The reason why Kemba Walker could be an upgrade over Irving has nothing to do with Kyrie himself. It’s about the surrounding pieces and how those guys fit with Walker compared to Kyrie.
Kyrie is one of the few guys who really matter in the league. I do believe, despite the failure in Boston, he’s a No.1 guy on a championship team.
As much as people blame Irving for Boston’s failures, there’s also a lot he couldn’t do. The Celtics had team-wide effort issues on the defensive side of the ball, and decided to hit zero shots in the first halves of games, leaving Irving to have to bail them out at the end. The Celtics don’t win nearly as many games as they did last season without Irving’s heroics late.

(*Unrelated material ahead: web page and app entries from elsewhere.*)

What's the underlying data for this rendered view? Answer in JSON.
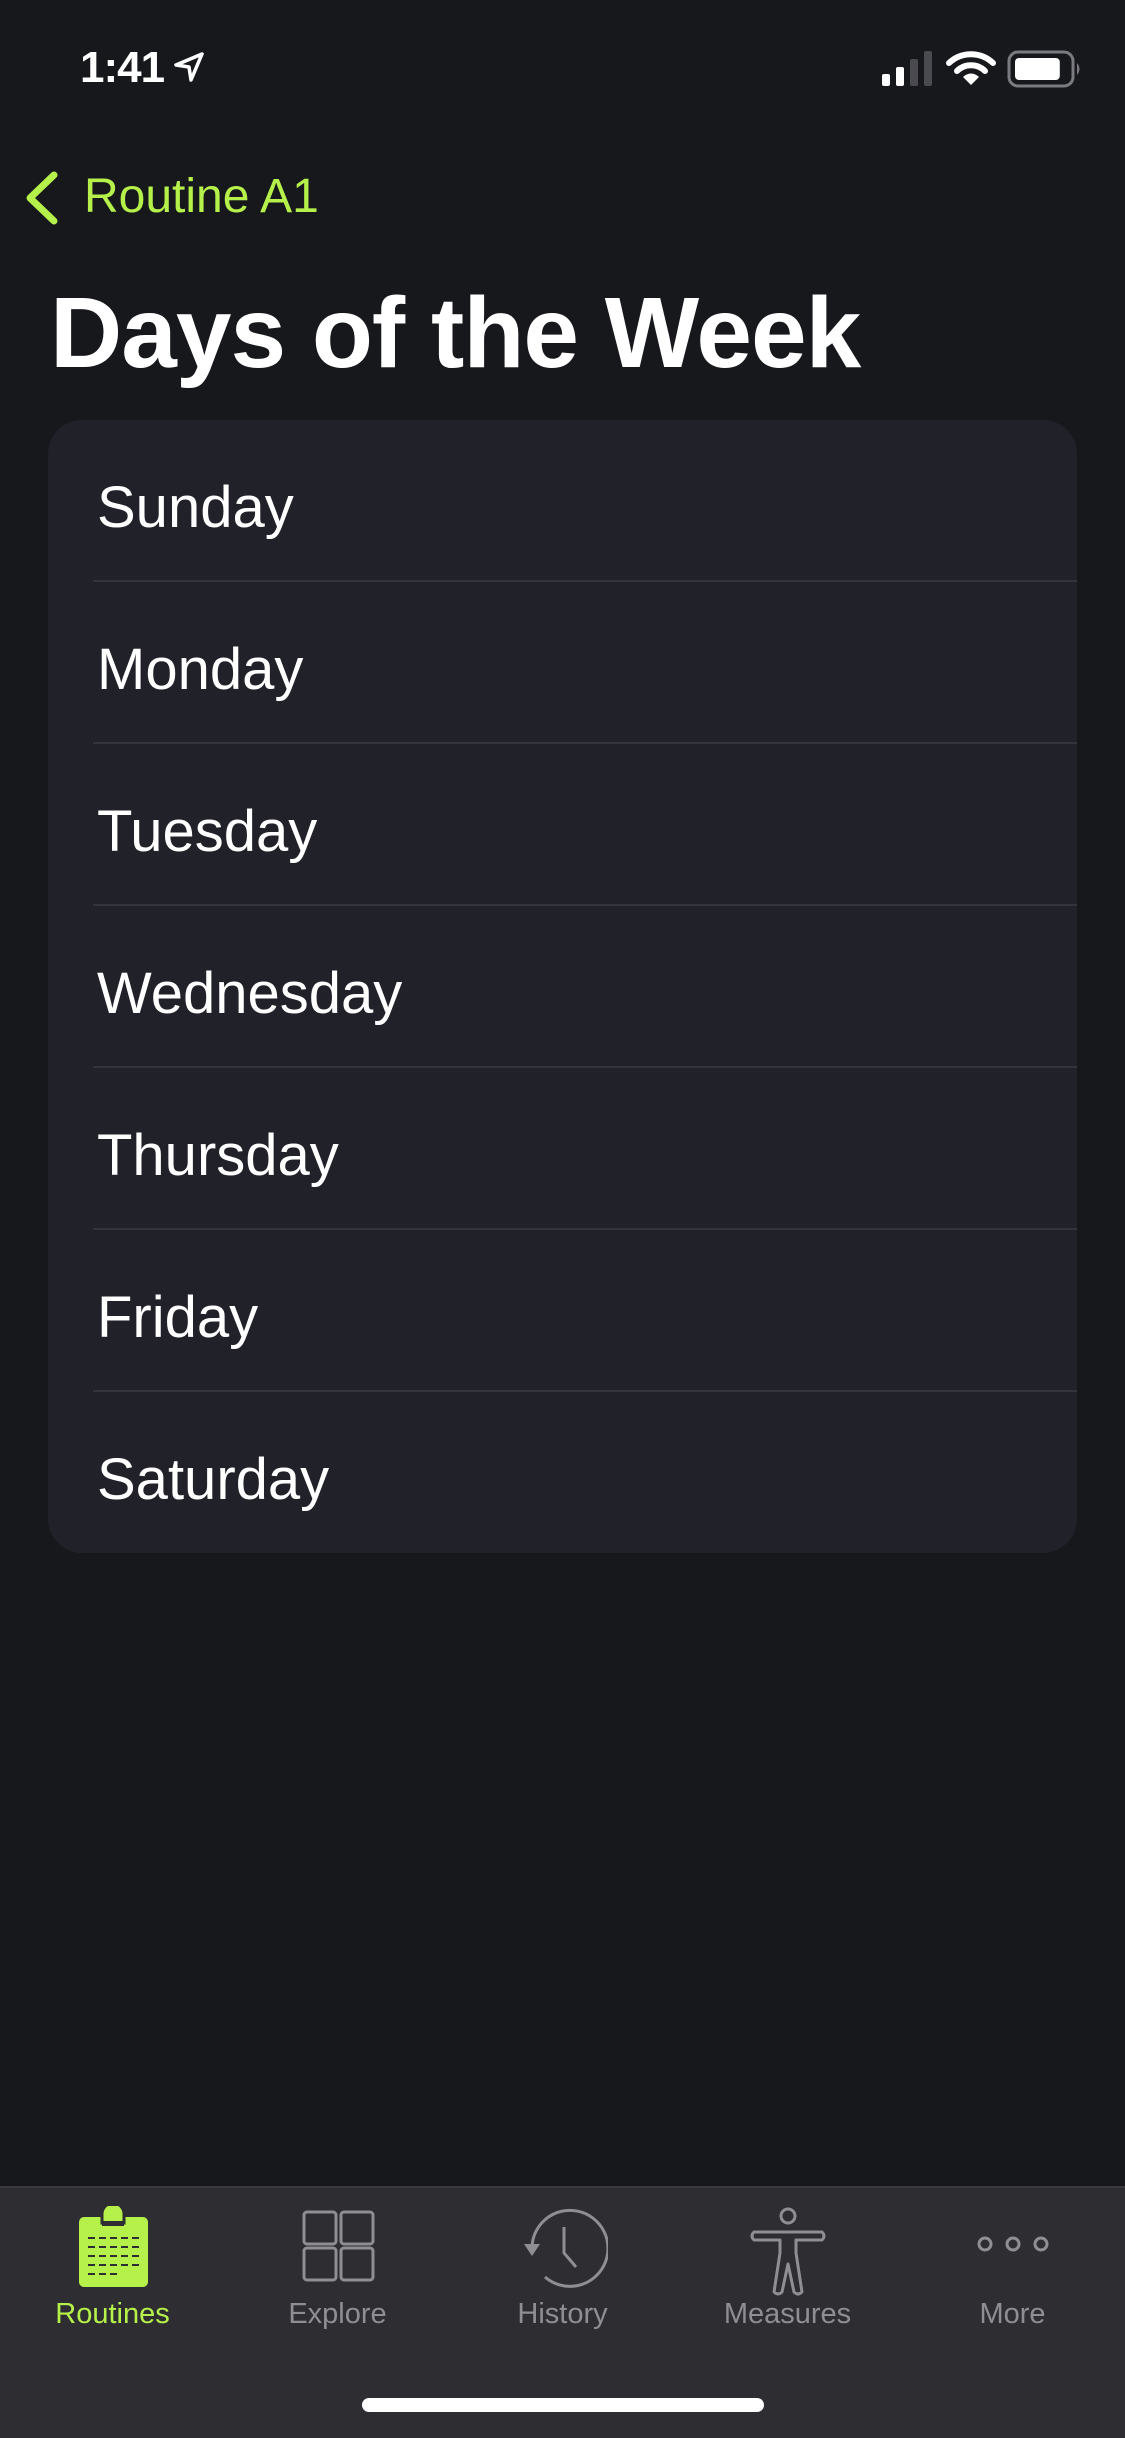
{
  "status_bar": {
    "time": "1:41",
    "location_icon": "location-arrow-icon",
    "signal_bars_filled": 2,
    "signal_bars_total": 4,
    "wifi_icon": "wifi-icon",
    "battery_level_percent": 80
  },
  "nav": {
    "back_icon": "chevron-left-icon",
    "back_label": "Routine A1"
  },
  "page": {
    "title": "Days of the Week"
  },
  "days": [
    {
      "label": "Sunday"
    },
    {
      "label": "Monday"
    },
    {
      "label": "Tuesday"
    },
    {
      "label": "Wednesday"
    },
    {
      "label": "Thursday"
    },
    {
      "label": "Friday"
    },
    {
      "label": "Saturday"
    }
  ],
  "tab_bar": {
    "active_index": 0,
    "tabs": [
      {
        "label": "Routines",
        "icon": "clipboard-icon"
      },
      {
        "label": "Explore",
        "icon": "grid-icon"
      },
      {
        "label": "History",
        "icon": "history-clock-icon"
      },
      {
        "label": "Measures",
        "icon": "body-figure-icon"
      },
      {
        "label": "More",
        "icon": "more-dots-icon"
      }
    ]
  },
  "colors": {
    "accent": "#b5f14a",
    "background": "#17181c",
    "card": "#212129",
    "tab_bar": "#2e2d32",
    "inactive_tab": "#8e8e93"
  }
}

That’s why the Nets signed Kyrie over D’Angelo Russell. Because he matters. Is D-Lo really ever going to be one of the ten best guys in the league? Are we sure D-Lo is going to live up to that max contract (It seemed much more likely that deal would be an overpay before he ended up in Golden State)? When a guy like Kyrie is available, and you can easily get him, you do it. That’s what Boston did. It didn’t work out, but they tried. You just do it and see what happens.

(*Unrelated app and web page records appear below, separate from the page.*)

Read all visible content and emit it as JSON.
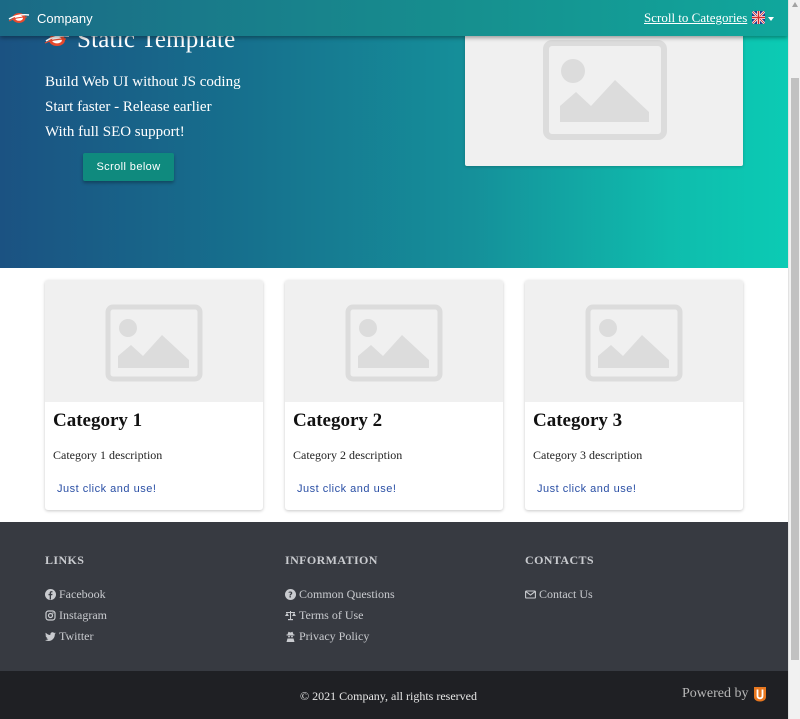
{
  "header": {
    "brand_name": "Company",
    "nav_link": "Scroll to Categories",
    "language_icon": "uk-flag-icon"
  },
  "hero": {
    "title": "Static Template",
    "lines": [
      "Build Web UI without JS coding",
      "Start faster - Release earlier",
      "With full SEO support!"
    ],
    "button_label": "Scroll below"
  },
  "categories": [
    {
      "title": "Category 1",
      "description": "Category 1 description",
      "link": "Just click and use!"
    },
    {
      "title": "Category 2",
      "description": "Category 2 description",
      "link": "Just click and use!"
    },
    {
      "title": "Category 3",
      "description": "Category 3 description",
      "link": "Just click and use!"
    }
  ],
  "footer": {
    "links": {
      "heading": "LINKS",
      "items": [
        {
          "label": "Facebook",
          "icon": "facebook-icon"
        },
        {
          "label": "Instagram",
          "icon": "instagram-icon"
        },
        {
          "label": "Twitter",
          "icon": "twitter-icon"
        }
      ]
    },
    "information": {
      "heading": "INFORMATION",
      "items": [
        {
          "label": "Common Questions",
          "icon": "question-icon"
        },
        {
          "label": "Terms of Use",
          "icon": "balance-scale-icon"
        },
        {
          "label": "Privacy Policy",
          "icon": "user-secret-icon"
        }
      ]
    },
    "contacts": {
      "heading": "CONTACTS",
      "items": [
        {
          "label": "Contact Us",
          "icon": "envelope-icon"
        }
      ]
    },
    "copyright": "© 2021 Company, all rights reserved",
    "powered_by": "Powered by"
  },
  "colors": {
    "hero_gradient_start": "#1b5282",
    "hero_gradient_end": "#0bcbb4",
    "button": "#0f8a7e",
    "footer": "#373a41",
    "bottom_bar": "#1f2024",
    "link": "#2a4fa5",
    "powered_logo": "#e8771f"
  }
}
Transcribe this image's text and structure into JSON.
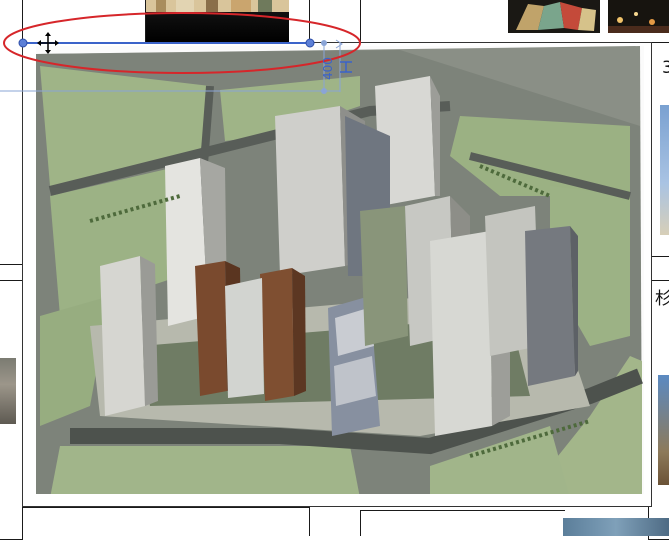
{
  "document": {
    "right_side_texts": [
      "3",
      "杉"
    ]
  },
  "selection_handle": {
    "dimension_value": "400",
    "move_icon": "move-icon",
    "handle_icon": "resize-handle-icon"
  },
  "annotation": {
    "shape": "ellipse",
    "color": "#d6262a"
  },
  "main_image": {
    "description_icon": "city-rendering-image"
  },
  "colors": {
    "selection_blue": "#3b63c9",
    "annotation_red": "#d6262a"
  }
}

Because of what Kyrie brings to the table, and the foundation they already have, the Nets could easily be contenders next season even without KD. We’re looking at a lineup of Kyrie-LeVert-Harris-Garrett Temple/Taurean Prince-Jarrett Allen/DeAndre Jordan. Kyrie and LeVert is a deadly duo; both have the ability to play off one another as they can hit threes. LeVert’s length makes him a threat off-the-ball as well. Joe Harris is a sniper; and whoever of Temple and Prince provides shooting and defense (I assume Temple starts due to the signing and his experience). Center is in an odd spot; the Jordan signing is easily one of the worst of the summer, but it’s clear that KD and Kyrie pulled a LeBron-like move on the Nets and said “Pay him or we ain’t coming.” Allen did get exposed a bit in the playoffs, but Jordan isn’t exactly bringing good rim protection either. Maybe playing with his friends will bring his effort back up. Anyways, if Kawhi leaves the conference, the Nets automatically slide in as the No.2 seed behind Milwaukee, with Indiana, Miami, Boston and Philadelphia challenging them for it. If Kawhi stays, it likely slides everyone back a spot. Nonetheless, the Nets have boosted themselves into the East’s, and the league’s, top tier. They only have up to go from there.